An explanation of offshore non-executive director pay
Just as salaries vary greatly across and within professions, there are vast differences in offshore non-executive director pay.
Some organisations in offshore jurisdictions pay non-executive directors more than many executive directors. However, other roles are unpaid.
You’re most likely to find roles which do not include a salary in the not-for-profit sector. Nevertheless, an organisation should still cover necessary expenses.
According to Glassdoor, the average remuneration for a non-executive director in the UK is just under £75,000 a year. When you consider this figure includes 24 salaries, ranging from £20,000 to £139,000, you see how varied pay rates are.
It is also important to remember some pay rates are quoted by the day, or the hour, rather than as an annual rate. Other positions may include a bonus, or other benefits.
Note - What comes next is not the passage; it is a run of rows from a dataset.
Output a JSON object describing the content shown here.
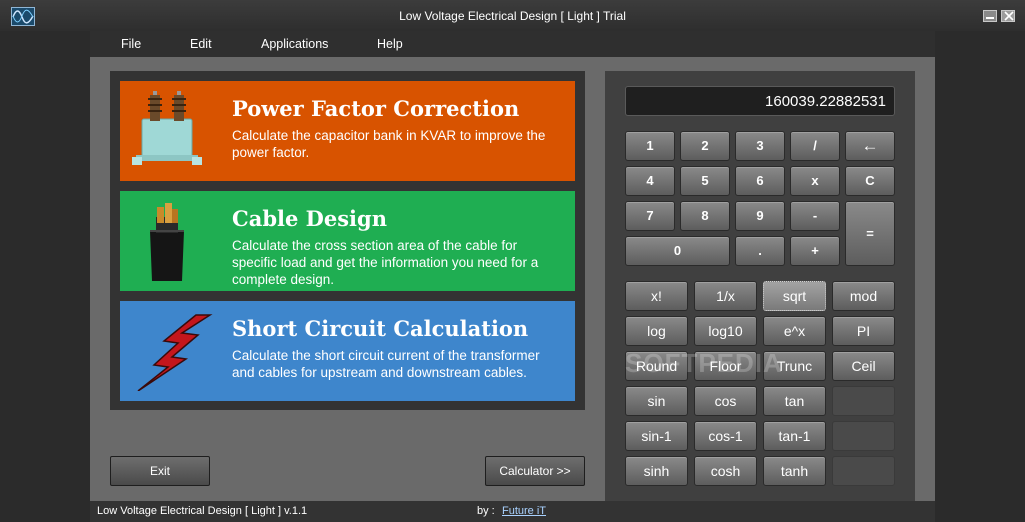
{
  "window": {
    "title": "Low Voltage Electrical Design [ Light ] Trial"
  },
  "menu": [
    "File",
    "Edit",
    "Applications",
    "Help"
  ],
  "tiles": [
    {
      "title": "Power Factor Correction",
      "description": "Calculate the capacitor bank in KVAR to improve the power factor.",
      "color": "#d85300"
    },
    {
      "title": "Cable Design",
      "description": "Calculate the cross section area of the cable for specific load and get the information you need for a complete design.",
      "color": "#1fae52"
    },
    {
      "title": "Short Circuit Calculation",
      "description": "Calculate the short circuit current of the transformer and cables for upstream and downstream cables.",
      "color": "#3e86cc"
    }
  ],
  "buttons": {
    "exit": "Exit",
    "calculator": "Calculator  >>"
  },
  "calculator": {
    "display": "160039.22882531",
    "keys": {
      "k1": "1",
      "k2": "2",
      "k3": "3",
      "div": "/",
      "back": "←",
      "k4": "4",
      "k5": "5",
      "k6": "6",
      "mul": "x",
      "clear": "C",
      "k7": "7",
      "k8": "8",
      "k9": "9",
      "sub": "-",
      "eq": "=",
      "k0": "0",
      "dot": ".",
      "add": "+"
    },
    "functions": [
      [
        "x!",
        "1/x",
        "sqrt",
        "mod"
      ],
      [
        "log",
        "log10",
        "e^x",
        "PI"
      ],
      [
        "Round",
        "Floor",
        "Trunc",
        "Ceil"
      ],
      [
        "sin",
        "cos",
        "tan",
        ""
      ],
      [
        "sin-1",
        "cos-1",
        "tan-1",
        ""
      ],
      [
        "sinh",
        "cosh",
        "tanh",
        ""
      ]
    ]
  },
  "watermark": "SOFTPEDIA",
  "status": {
    "title": "Low Voltage Electrical Design [ Light ]  v.1.1",
    "by": "by :",
    "link": "Future iT"
  }
}
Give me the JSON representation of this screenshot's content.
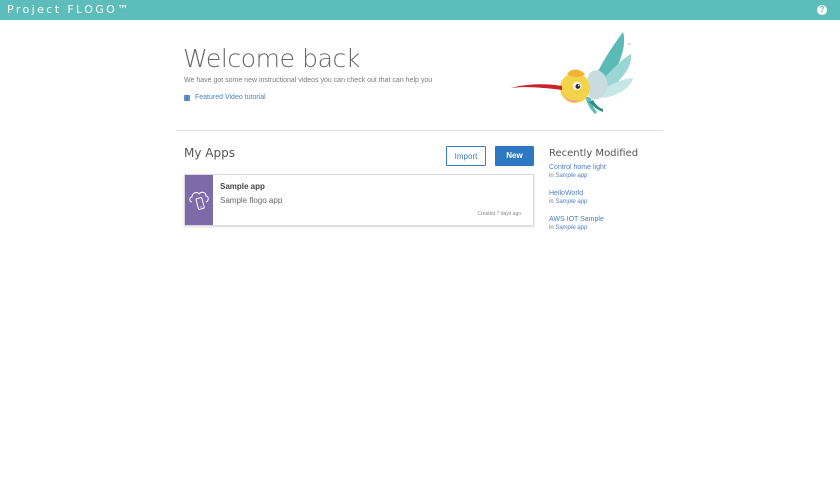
{
  "header": {
    "brand": "Project FLOGO™",
    "help_label": "?"
  },
  "welcome": {
    "title": "Welcome back",
    "subtitle": "We have got some new instructional videos you can check out that can help you",
    "video_link": "Featured Video tutorial"
  },
  "apps": {
    "title": "My Apps",
    "import_label": "Import",
    "new_label": "New",
    "items": [
      {
        "name": "Sample app",
        "description": "Sample flogo app",
        "created": "Created 7 days ago"
      }
    ]
  },
  "recent": {
    "title": "Recently Modified",
    "items": [
      {
        "name": "Control home light",
        "in_prefix": "in",
        "app": "Sample app"
      },
      {
        "name": "HelloWorld",
        "in_prefix": "in",
        "app": "Sample app"
      },
      {
        "name": "AWS IOT Sample",
        "in_prefix": "in",
        "app": "Sample app"
      }
    ]
  },
  "icons": {
    "film": "film-icon",
    "app": "mobile-cloud-icon",
    "mascot": "hummingbird-logo"
  },
  "colors": {
    "header_bg": "#5dbdbb",
    "primary": "#2f79c2",
    "link": "#4a7fc0",
    "app_icon_bg": "#7d6aa9"
  }
}
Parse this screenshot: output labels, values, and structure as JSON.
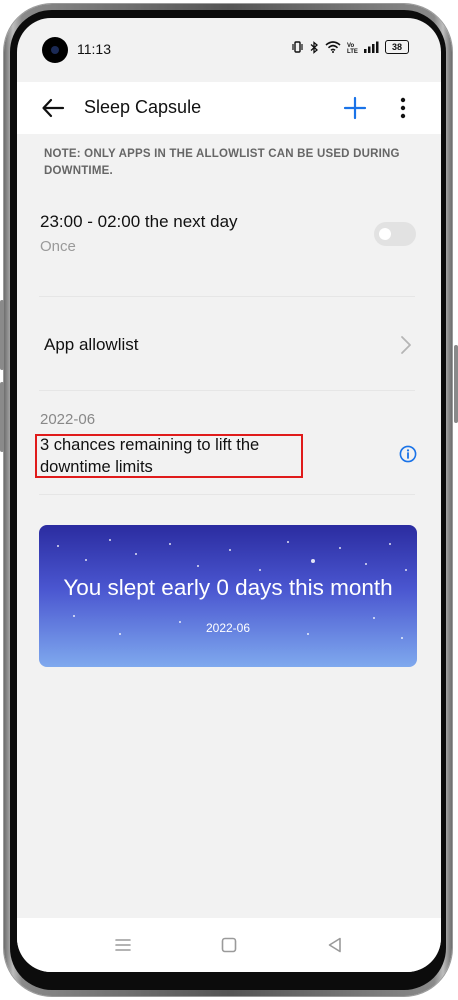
{
  "status_bar": {
    "time": "11:13",
    "battery_level": "38",
    "icons": [
      "vibrate-icon",
      "bluetooth-icon",
      "wifi-icon",
      "volte-icon",
      "signal-icon",
      "battery-icon"
    ]
  },
  "header": {
    "title": "Sleep Capsule",
    "back_icon": "back-arrow-icon",
    "add_icon": "plus-icon",
    "more_icon": "more-vertical-icon",
    "accent_color": "#1a73e8"
  },
  "note": "NOTE: ONLY APPS IN THE ALLOWLIST CAN BE USED DURING DOWNTIME.",
  "schedule": {
    "time_range": "23:00 - 02:00 the next day",
    "repeat": "Once",
    "enabled": false
  },
  "allowlist": {
    "label": "App allowlist"
  },
  "limits": {
    "month": "2022-06",
    "chances_text": "3 chances remaining to lift the downtime limits",
    "highlight_color": "#e01b1b"
  },
  "card": {
    "title": "You slept early 0 days this month",
    "date": "2022-06"
  },
  "navbar": {
    "icons": [
      "menu-icon",
      "home-icon",
      "back-triangle-icon"
    ]
  }
}
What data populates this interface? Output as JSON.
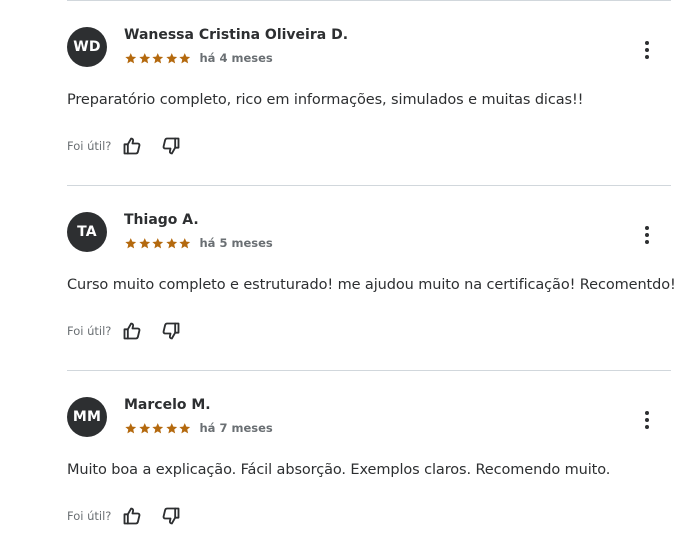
{
  "reviews": [
    {
      "initials": "WD",
      "name": "Wanessa Cristina Oliveira D.",
      "rating": 5,
      "time": "há 4 meses",
      "comment": "Preparatório completo, rico em informações, simulados e muitas dicas!!",
      "helpful_label": "Foi útil?"
    },
    {
      "initials": "TA",
      "name": "Thiago A.",
      "rating": 5,
      "time": "há 5 meses",
      "comment": "Curso muito completo e estruturado! me ajudou muito na certificação! Recomentdo!",
      "helpful_label": "Foi útil?"
    },
    {
      "initials": "MM",
      "name": "Marcelo M.",
      "rating": 5,
      "time": "há 7 meses",
      "comment": "Muito boa a explicação. Fácil absorção. Exemplos claros. Recomendo muito.",
      "helpful_label": "Foi útil?"
    }
  ],
  "icons": {
    "star": "star-icon",
    "more": "more-options-icon",
    "thumbs_up": "thumbs-up-icon",
    "thumbs_down": "thumbs-down-icon"
  },
  "colors": {
    "star": "#b4690e",
    "avatar_bg": "#2d2f31",
    "text": "#2d2f31",
    "muted": "#6a6f73",
    "divider": "#d1d7dc"
  }
}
Offshore non-executive director pay rates are not dissimilar to the UK and may even be slightly higher for specialised roles where there is more competition to secure a NED from a smaller talent pool.
Higher pay for more demanding roles
According to the PwC Channel Islands NED Remuneration Survey 2018/19, NEDs in London Stock Exchange Premium Listed Entities receive an average annual salary of £180,000. This is up from £143,000 in 2015. Figures come from a survey of over 100 NEDs based in the Channel Islands so give a fair perspective on offshore non-executive director pay for premium roles with significant companies in Jersey and Guernsey.
Higher pay generally reflects more demanding roles, where NEDs take on additional responsibilities or positions on the board.
Shelley Kendrick, Founder, Club NED said: “Top level roles command top level talent. This means highly experienced NEDs, working with listed entities can command the highest rates of pay. NEDs in such roles need the time and professional expertise to take businesses forward in potentially challenging circumstances.”
Diversity on boards
Research by Deloitte shows female representation on UK boards is 22.7%. Globally 16.9% of board members are women, a 1.9% rise since 2017. The ‘Women in the Boardroom: A Global Perspective’ report found companies with a female Chair or Chief Executive had nearly twice as many female directors (28.3%).
With a 40% gender quota since 2005, Norway, has the highest level of female representation at board level. This is followed by France, which has had a 40% quota since 2017. And then by Belgium, which requires boards to ensure at least one-third of members are female, and one-third male.
Research by Cranfield University found the number of women on FTSE 100 boards rose from 29% to 32% from 2018 to 2019. For FTSE 250 companies it rose from 23.7% to 27.3%. The Female FTSE Board Report 2019 showed a significant gap between the proportion of female executives and non-executives. Women comprised 38.9% of non-executive directors on FTSE 100 boards and 32.8% of FTSE 250 boards.
Shelley said: “Diversity is an important issue and offshore boards want to secure experienced non-executive directors who improve diversity. This may cover gender, ethnicity, sexuality, or social background. Organisations in the Channel Islands recognise the important contribution a more diverse board can make.
“We hope Club NED will help improve diversity on boards by helping offshore boards find candidates from a broader talent pool, and help candidates find out about positions they might not otherwise have thought about.”
Wonder what you could earn as a non-executive director in the Channel Islands? Join Club NED to get in the know.